A high throughput of patients and therefore increased physician and staff experience, improves the outcome for infants in need of neonatal intensive care and for many surgical procedures.15-17Furthermore, studies have suggested that infants weighing less than 2500 g at birth have enhanced chances of survival in large obstetric units18-23 and in teaching hospitals.12Several of these studies have, however, failed to show a benefit and some have even suggested an adverse effect on delivering infants with weighing over 2500 g at birth in large institutions.12 18 19 21 23 In our population the risk of neonatal death increased as the number of deliveries in an institution decreased below 2000 a year. In institutions with less than 100 annual births the risk was doubled. The true difference may even be greater as the possible biases most probably favoured the results from the smallest institutions.
Given the limitations of this study, it is reasonable to conclude that the experience, expertise, and equipment of larger institutions can also reduce the risk of neonatal death to a minimum for low risk deliveries.
We thank Professor Lorentz M Irgens at the Medical Birth Registry of Norway, Professor Rolv Skjærven at the Division for Medical Statistics, Department of Public Health and Primary Health Care, and Professor Torvid Kiserud at the Department of Obstetrics and Gynaecology, Haukeland University Hospital, for advice during the initiation of this project, and Erik Lie-Nielsen for collaboration in making the database of the Medical Birth Registry of Norway suitable for the analyses. This study was supported by a grant from the Norwegian Research Council.

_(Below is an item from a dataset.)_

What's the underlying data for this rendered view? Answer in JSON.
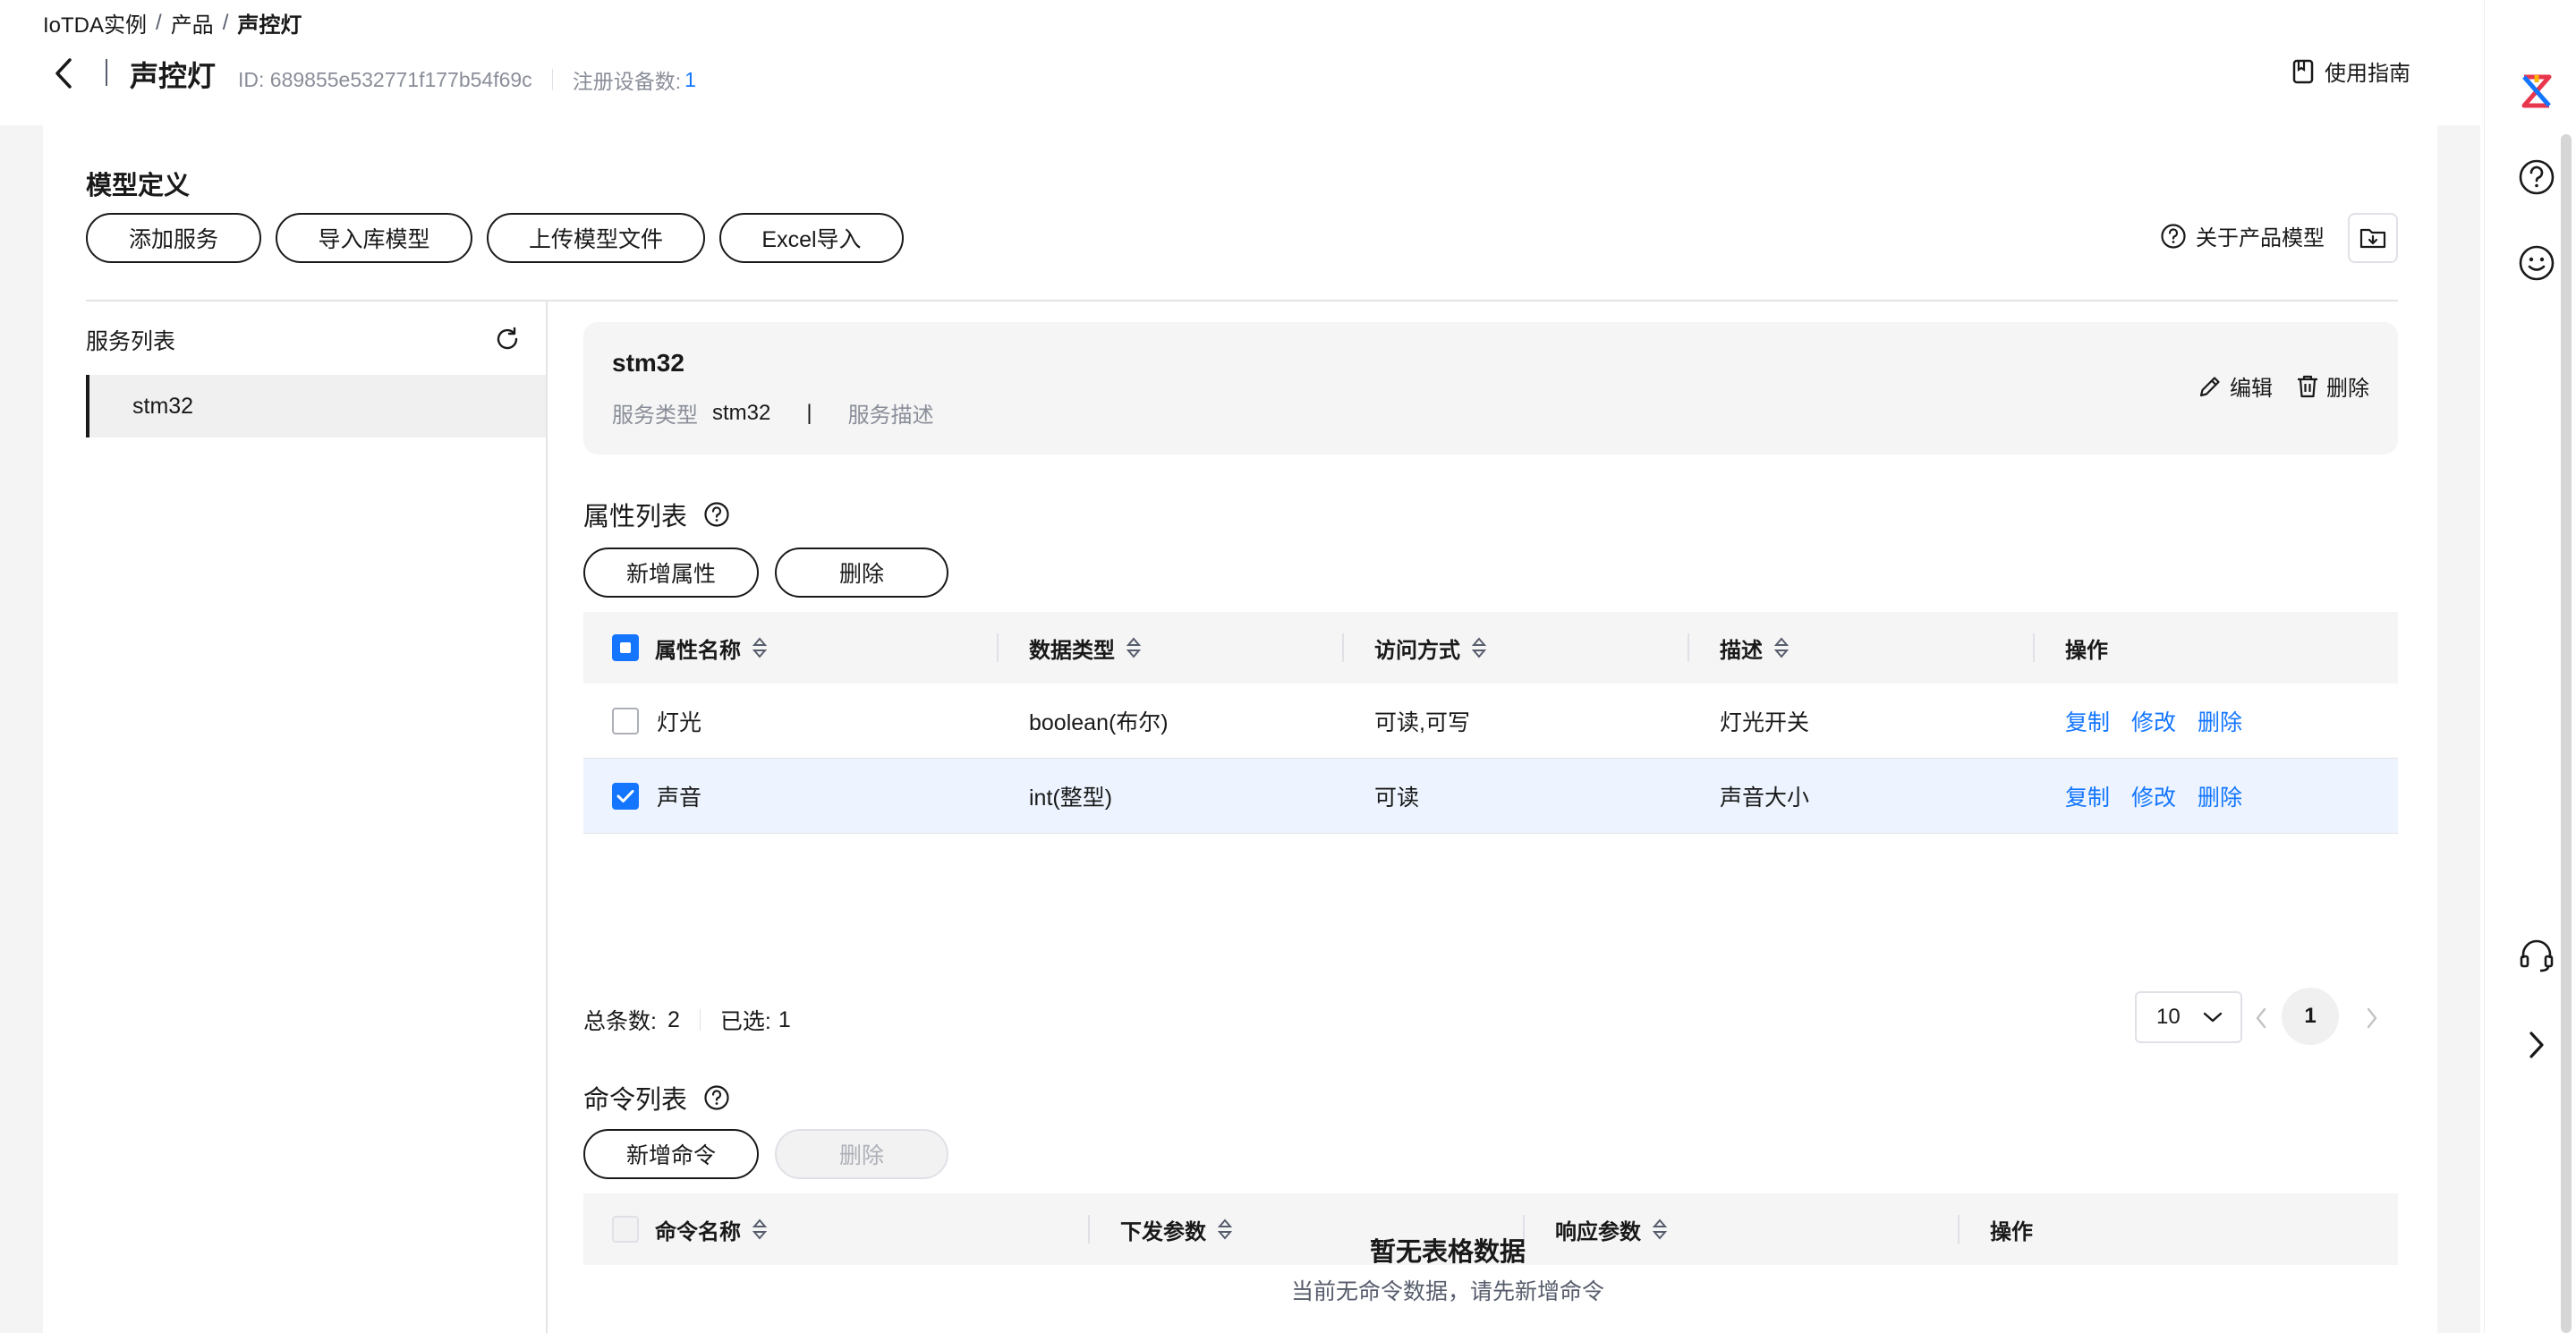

It is generally agreed that centralisation of obstetric services is essential to improve perinatal outcomes in high risk pregnancies. But does this apply to low risk pregnancies? The Norwegian study examines the relation between size of maternity unit and neonatal mortality. It concludes that hospitals delivering fewer than 100 babies a year show a twofold increase in risk of death in a low risk pregnancy.
Can these findings be extrapolated to the UK? Here, debate on the safety and place of delivery has centred on planned home births. In 1967 around one in five babies were delivered at home in England and Wales. This has declined to less than 1% in the 1980s and is now around 2%. Similar declines have been seen in numbers delivering in isolated general practitioner units (less than 2%). The statistical pitfalls discussed by the Norwegian authors have featured in this debate: differences in case mix; imprecise assessment of rare outcomes; and how to deal with transfer of cases.
It is now no longer possible to undertake a randomised controlled trial in the UK, and the biases inherent in retrospective data analysis preclude a conclusive answer to these questions. The problem continues to be tantalisingly elusive.